Are the Ryan Leaf Comparisons Fair to Johnny Manziel?

Amy DaughtersFeatured ColumnistJuly 21, 2013

Both photos from Getty Images
Both photos from Getty ImagesMike Zarrilli/Getty Images

Just this past week, Sports Illustrated columnist Peter King opened up his “Monday Morning QB” piece with a section entitled, “(Johnny Manziel) Just a kid sowing some oats? Or Ryan Leaf II?”

Seriously, of all the jabs Johnny Football has taken this offseason what could be worse than comparisons to Ryan Leaf?

Harsh indeed to be compared to the head case from Washington State who bombed out in the NFL.

Since leaving football, Leaf has suffered a string of legal issues including drug use, burglary and behavioral problems which have led to arrests and periods of incarceration. Manziel has had his issues with authority, but is no where near Leaf territory

But before everyone takes the lead of the national media and begins frolicking in the field of Manziel bashing, is it really fair to compare him to Leaf?

Fans and media members need to be sure to remember that Leaf and Manziel are two very different QBs who may or may not share some of the same character traits.  It is also important to realize that one of these guys is only 20 and is not yet done maturing. 

So, what do Leaf and Manziel have in common and what separates the two?



Manziel and Leaf put up similar passing numbers  in their best season (or only season where Manziel is concerned) as a starter. Manziel passed for 3,706 yards and 26 touchdowns in 2012, while Leaf racked up 3,968 yards and 34 touchdowns in 1997. 

What’s more likely to draw attention in a comparison of the two are the similar personality traits.

First among these is the extreme level of confidence both displayed at a young age.

While Manziel looked almost unflappable as a freshman facing giants like Alabama on the road, now-deceased NFL draft expert Joel Bushbaum evaluated Leaf as—according to a 2003 New York Times article—“very self-confident, to the point where some people view him as arrogant and almost obnoxious.”

Whether Manziel will amp up his confidence as he nears his own NFL draft, consider his handling of questions about his tumultuous offseason at SEC Media Days.


Next are the similarities in terms of living the party life.  While there is no way to say that Manziel’s good times will end in the addictions that Leaf has suffered, there is also no way to say they won’t.

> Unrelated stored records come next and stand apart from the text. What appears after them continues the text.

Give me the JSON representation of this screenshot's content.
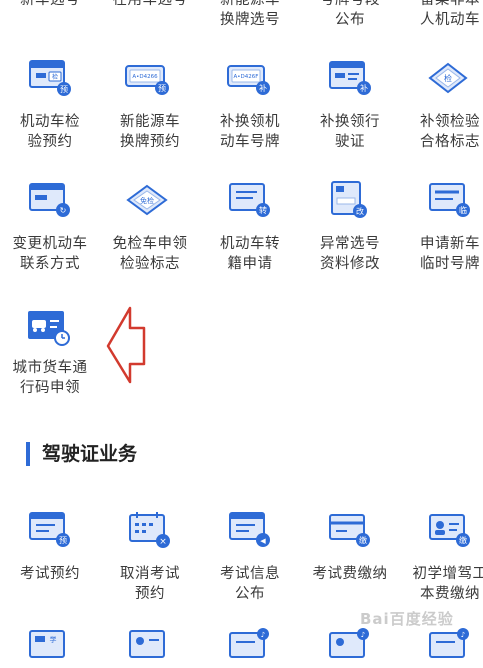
{
  "colors": {
    "accent": "#2e6bd6",
    "icon_light": "#dfe9fb",
    "arrow": "#d23a2e"
  },
  "top_row": [
    {
      "lines": [
        "新车选号"
      ]
    },
    {
      "lines": [
        "在用车选号"
      ]
    },
    {
      "lines": [
        "新能源车",
        "换牌选号"
      ]
    },
    {
      "lines": [
        "号牌号段",
        "公布"
      ]
    },
    {
      "lines": [
        "留菜非本",
        "人机动车"
      ]
    }
  ],
  "row1": [
    {
      "icon": "vehicle-inspection-card-icon",
      "badge": "检",
      "badge2": "预",
      "lines": [
        "机动车检",
        "验预约"
      ]
    },
    {
      "icon": "new-energy-plate-icon",
      "badge": "A•D4266",
      "badge2": "预",
      "lines": [
        "新能源车",
        "换牌预约"
      ]
    },
    {
      "icon": "replace-plate-icon",
      "badge": "A•D426F",
      "badge2": "补",
      "lines": [
        "补换领机",
        "动车号牌"
      ]
    },
    {
      "icon": "replace-license-icon",
      "badge": "",
      "badge2": "补",
      "lines": [
        "补换领行",
        "驶证"
      ]
    },
    {
      "icon": "inspection-sticker-icon",
      "badge": "检",
      "badge2": "",
      "lines": [
        "补领检验",
        "合格标志"
      ]
    }
  ],
  "row2": [
    {
      "icon": "change-contact-icon",
      "badge": "",
      "badge2": "↻",
      "lines": [
        "变更机动车",
        "联系方式"
      ]
    },
    {
      "icon": "exempt-inspection-icon",
      "badge": "免检",
      "badge2": "",
      "lines": [
        "免检车申领",
        "检验标志"
      ]
    },
    {
      "icon": "transfer-register-icon",
      "badge": "",
      "badge2": "转",
      "lines": [
        "机动车转",
        "籍申请"
      ]
    },
    {
      "icon": "abnormal-plate-edit-icon",
      "badge": "",
      "badge2": "改",
      "lines": [
        "异常选号",
        "资料修改"
      ]
    },
    {
      "icon": "temporary-plate-icon",
      "badge": "",
      "badge2": "临",
      "lines": [
        "申请新车",
        "临时号牌"
      ]
    }
  ],
  "row3": [
    {
      "icon": "city-truck-pass-icon",
      "badge": "",
      "badge2": "",
      "lines": [
        "城市货车通",
        "行码申领"
      ]
    }
  ],
  "section": {
    "title": "驾驶证业务"
  },
  "row4": [
    {
      "icon": "exam-appointment-icon",
      "badge": "",
      "badge2": "预",
      "lines": [
        "考试预约"
      ]
    },
    {
      "icon": "cancel-exam-icon",
      "badge": "",
      "badge2": "×",
      "lines": [
        "取消考试",
        "预约"
      ]
    },
    {
      "icon": "exam-info-icon",
      "badge": "",
      "badge2": "◀",
      "lines": [
        "考试信息",
        "公布"
      ]
    },
    {
      "icon": "exam-fee-icon",
      "badge": "",
      "badge2": "缴",
      "lines": [
        "考试费缴纳"
      ]
    },
    {
      "icon": "learner-fee-icon",
      "badge": "",
      "badge2": "缴",
      "lines": [
        "初学增驾工",
        "本费缴纳"
      ]
    }
  ],
  "row5": [
    {
      "icon": "learner-card-icon",
      "badge": "学",
      "badge2": ""
    },
    {
      "icon": "id-card-icon",
      "badge": "",
      "badge2": ""
    },
    {
      "icon": "id-card-audio-icon",
      "badge": "",
      "badge2": "♪"
    },
    {
      "icon": "person-card-icon",
      "badge": "",
      "badge2": "♪"
    },
    {
      "icon": "card-audio-icon",
      "badge": "",
      "badge2": "♪"
    }
  ],
  "watermark": "Bai百度经验"
}
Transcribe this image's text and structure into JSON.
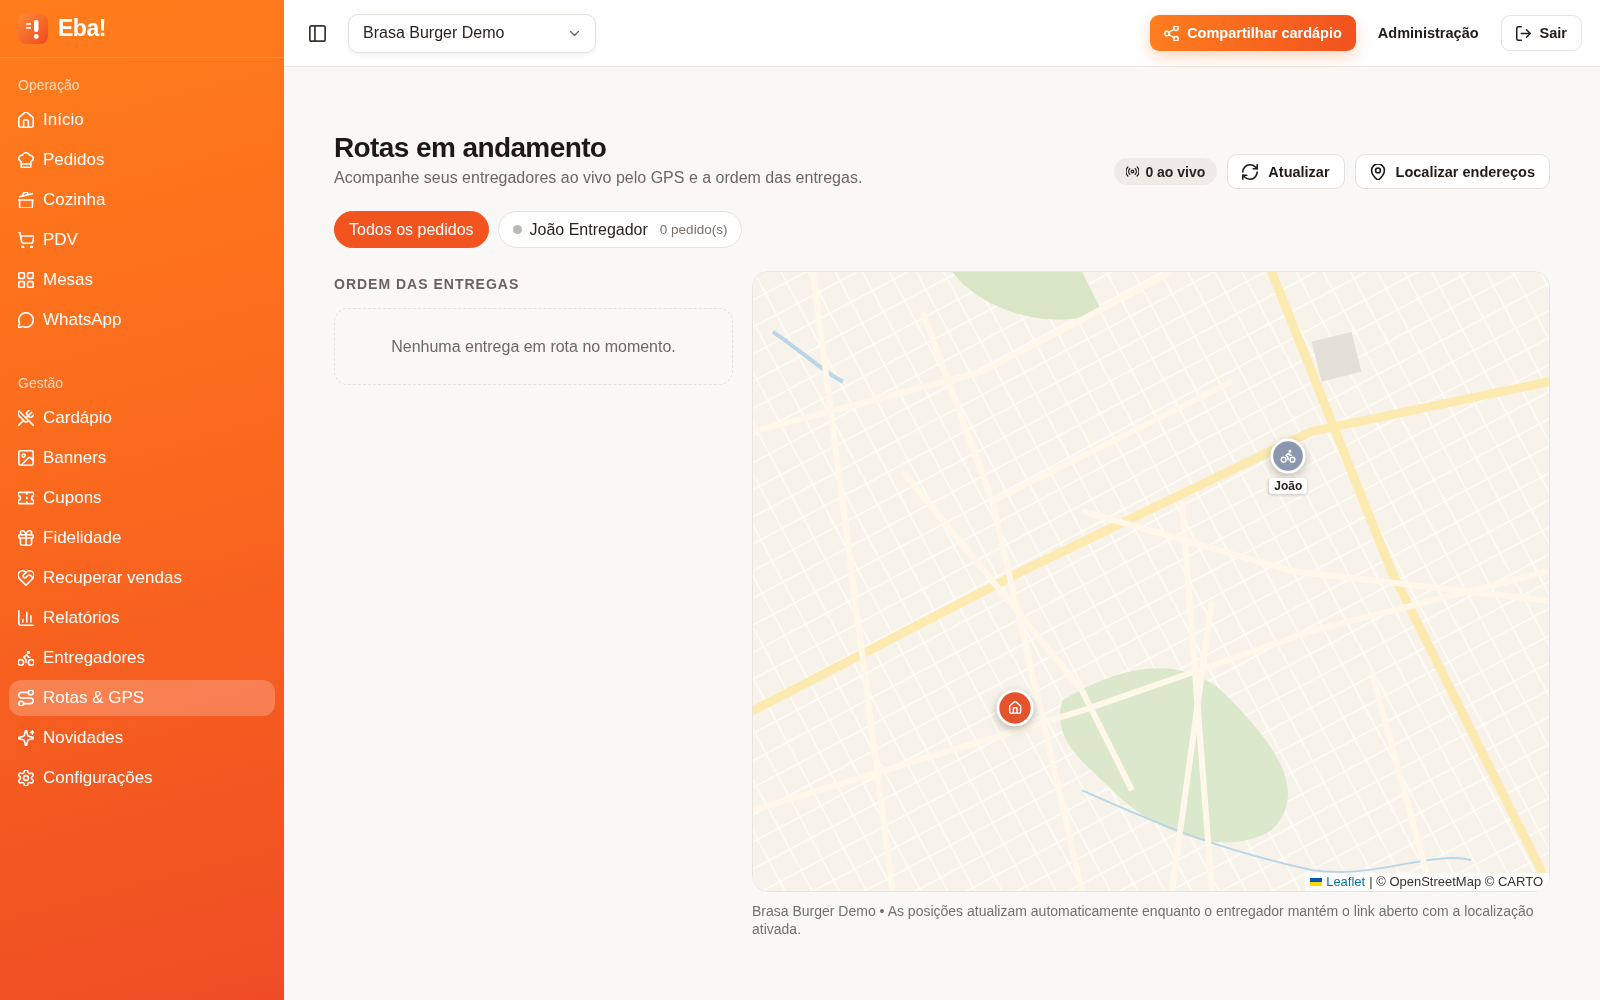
{
  "brand": {
    "name": "Eba!"
  },
  "sidebar": {
    "sections": [
      {
        "title": "Operação",
        "items": [
          {
            "label": "Início",
            "selected": false
          },
          {
            "label": "Pedidos",
            "selected": false
          },
          {
            "label": "Cozinha",
            "selected": false
          },
          {
            "label": "PDV",
            "selected": false
          },
          {
            "label": "Mesas",
            "selected": false
          },
          {
            "label": "WhatsApp",
            "selected": false
          }
        ]
      },
      {
        "title": "Gestão",
        "items": [
          {
            "label": "Cardápio",
            "selected": false
          },
          {
            "label": "Banners",
            "selected": false
          },
          {
            "label": "Cupons",
            "selected": false
          },
          {
            "label": "Fidelidade",
            "selected": false
          },
          {
            "label": "Recuperar vendas",
            "selected": false
          },
          {
            "label": "Relatórios",
            "selected": false
          },
          {
            "label": "Entregadores",
            "selected": false
          },
          {
            "label": "Rotas & GPS",
            "selected": true
          },
          {
            "label": "Novidades",
            "selected": false
          },
          {
            "label": "Configurações",
            "selected": false
          }
        ]
      }
    ]
  },
  "topbar": {
    "store_select": {
      "value": "Brasa Burger Demo"
    },
    "share_button": "Compartilhar cardápio",
    "admin_link": "Administração",
    "logout_button": "Sair"
  },
  "header": {
    "title": "Rotas em andamento",
    "subtitle": "Acompanhe seus entregadores ao vivo pelo GPS e a ordem das entregas.",
    "live_badge": "0 ao vivo",
    "refresh_button": "Atualizar",
    "locate_button": "Localizar endereços"
  },
  "filters": [
    {
      "label": "Todos os pedidos",
      "selected": true
    },
    {
      "label": "João Entregador",
      "count": "0 pedido(s)",
      "online": false,
      "selected": false
    }
  ],
  "deliveries": {
    "heading": "ORDEM DAS ENTREGAS",
    "empty_message": "Nenhuma entrega em rota no momento."
  },
  "map": {
    "markers": [
      {
        "kind": "courier",
        "label": "João"
      },
      {
        "kind": "store"
      }
    ],
    "attribution": {
      "link": "Leaflet",
      "text": "| © OpenStreetMap © CARTO"
    }
  },
  "footnote": "Brasa Burger Demo • As posições atualizam automaticamente enquanto o entregador mantém o link aberto com a localização ativada."
}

Especially if no one checks Manziel and helps him to curb the partying.

Lastly, there is the angle of irresponsibility, which Manziel is beginning to show more as time goes on.

While Leaf was fined for missing the last day of a meeting required of all NFL draftees in 1998, Manziel completely blew off—for whatever reasons—the Saturday morning session of this year’s Manning passing camp.

Again, it remains to be seen if Manziel’s accountability issues will fester to the degree that Leaf’s ultimately did, but the groundwork has been laid.



From an on-field perspective, Manziel and Leaf are separated by the former’s running ability.

Manziel ran for 1,410 yards as a freshman, while Leaf lost 171 rushing yards during his career at Washington State. The other pointed difference between the two is their level of experience. Manziel has one college season under his belt. Leaf has three years as a collegian and four as a pro.

Yes, we are comparing a 37-year-old man who has had time to totally screw up to a 20-year-old kid who is just getting started in his career.


This makes every comparison fall short simply because Leaf’s behaviors are repeated over a six-year period, and Manziel’s are limited to fewer than 12 months.

The other interesting way to compare the two is look at how their teams fared in college.

Though Manziel definitely has a huge edge with his Heisman, Leaf took his team to a conference title in 1997 and managed two successful seasons as a starter.

This means that if Manziel bombs out in his sophomore season, it could be argued that—minus the Heisman—Leaf was the more successful college quarterback because he sustained his success for longer.

This would be the case even though Manziel was better earlier in his career than Leaf.


Is It Fair?

It’s not fair to compare Manziel to Leaf, especially since the crux of the comparison involves bad behavior as opposed to on-field performance.

Though a solid argument could be made that Manziel could become “Leaf II,” it’s impossible to predict that he absolutely will.

Perhaps the real value in comparing Manziel to Leaf is to provide yet another reason for Johnny Football and Texas A&M to pause and consider what’s at stake.


Indeed, if Manziel and the Aggies could look at the Leaf comparisons as a warning sign and a starting point for real change, then maybe the contrasts are worthwhile.

Yes, perhaps the harsh nature of the comparisons will be the seeds of change that mean Manziel absolutely will not be the 2014 version of Leaf.

For his sake, let’s hope so.